DESCRIPTION OF THE TASK =>
All the lines below need to be output exactly, apart from any images.
.....
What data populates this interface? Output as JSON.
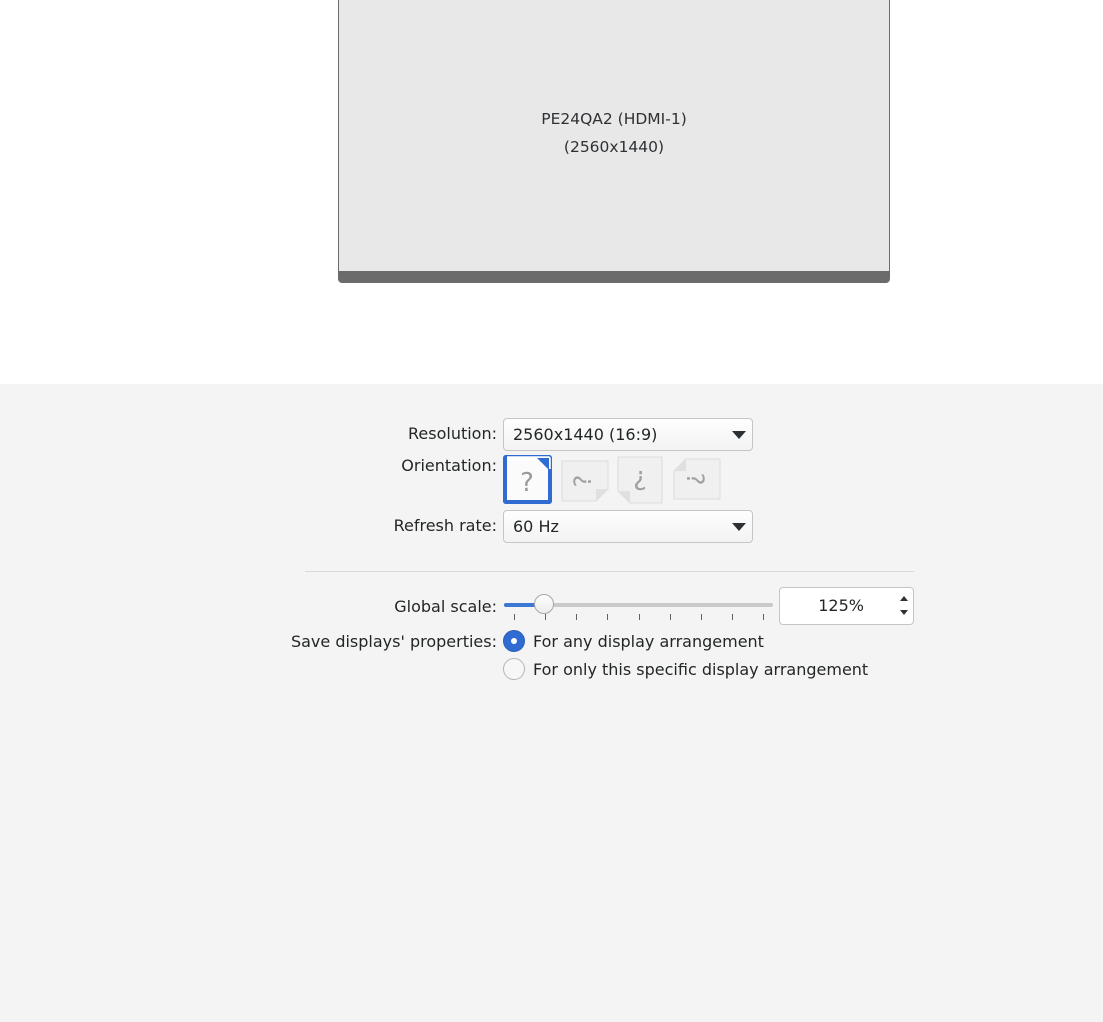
{
  "display": {
    "name": "PE24QA2 (HDMI-1)",
    "resolution_text": "(2560x1440)"
  },
  "settings": {
    "resolution": {
      "label": "Resolution:",
      "value": "2560x1440 (16:9)"
    },
    "orientation": {
      "label": "Orientation:",
      "options": [
        "no-rotation-icon",
        "rotate-left-icon",
        "upside-down-icon",
        "rotate-right-icon"
      ],
      "selected_index": 0
    },
    "refresh_rate": {
      "label": "Refresh rate:",
      "value": "60 Hz"
    },
    "global_scale": {
      "label": "Global scale:",
      "value": "125%",
      "slider_fraction": 0.125,
      "tick_count": 9
    },
    "save_properties": {
      "label": "Save displays' properties:",
      "options": [
        "For any display arrangement",
        "For only this specific display arrangement"
      ],
      "selected_index": 0
    }
  },
  "colors": {
    "accent": "#2f6bd1",
    "monitor_bg": "#e8e8e8",
    "monitor_border": "#6b6b6b",
    "panel_bg": "#f4f4f4"
  }
}
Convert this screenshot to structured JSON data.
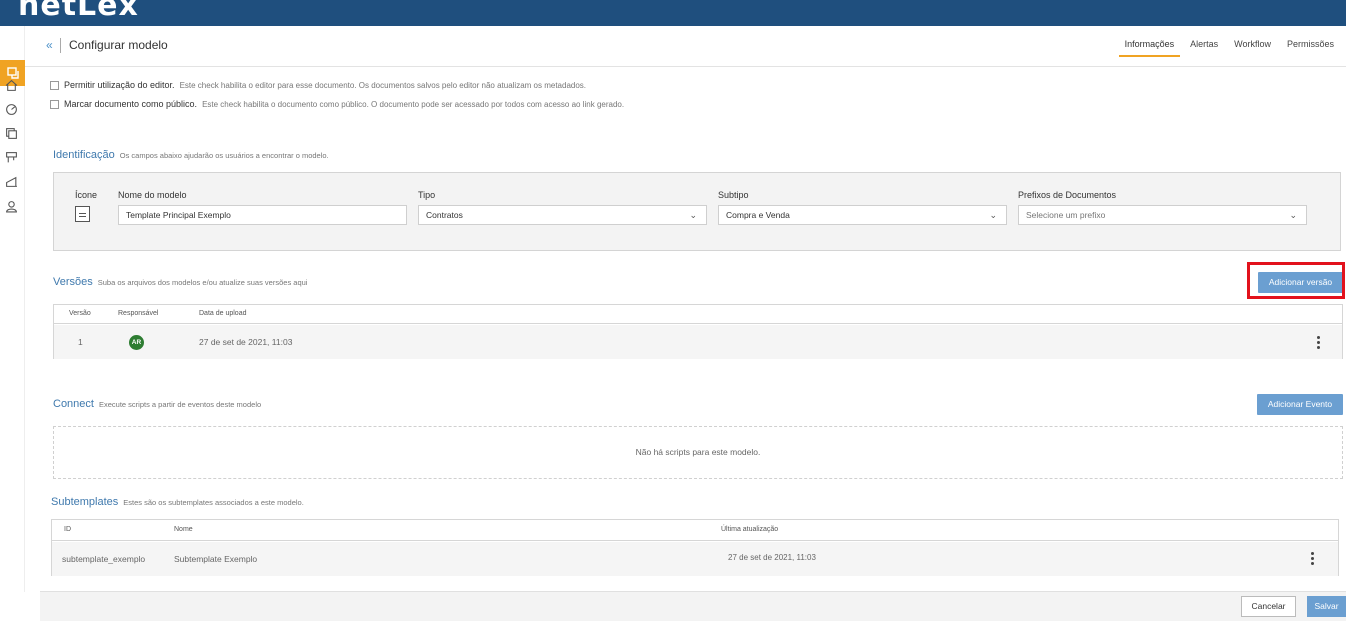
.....
TASK OUTPUT =>
What data populates this interface? Output as JSON.
{
  "display": {
    "name": "PE24QA2 (HDMI-1)",
    "resolution_text": "(2560x1440)"
  },
  "settings": {
    "resolution": {
      "label": "Resolution:",
      "value": "2560x1440 (16:9)"
    },
    "orientation": {
      "label": "Orientation:",
      "options": [
        "no-rotation-icon",
        "rotate-left-icon",
        "upside-down-icon",
        "rotate-right-icon"
      ],
      "selected_index": 0
    },
    "refresh_rate": {
      "label": "Refresh rate:",
      "value": "60 Hz"
    },
    "global_scale": {
      "label": "Global scale:",
      "value": "125%",
      "slider_fraction": 0.125,
      "tick_count": 9
    },
    "save_properties": {
      "label": "Save displays' properties:",
      "options": [
        "For any display arrangement",
        "For only this specific display arrangement"
      ],
      "selected_index": 0
    }
  },
  "colors": {
    "accent": "#2f6bd1",
    "monitor_bg": "#e8e8e8",
    "monitor_border": "#6b6b6b",
    "panel_bg": "#f4f4f4"
  }
}
Convert this screenshot to structured JSON data.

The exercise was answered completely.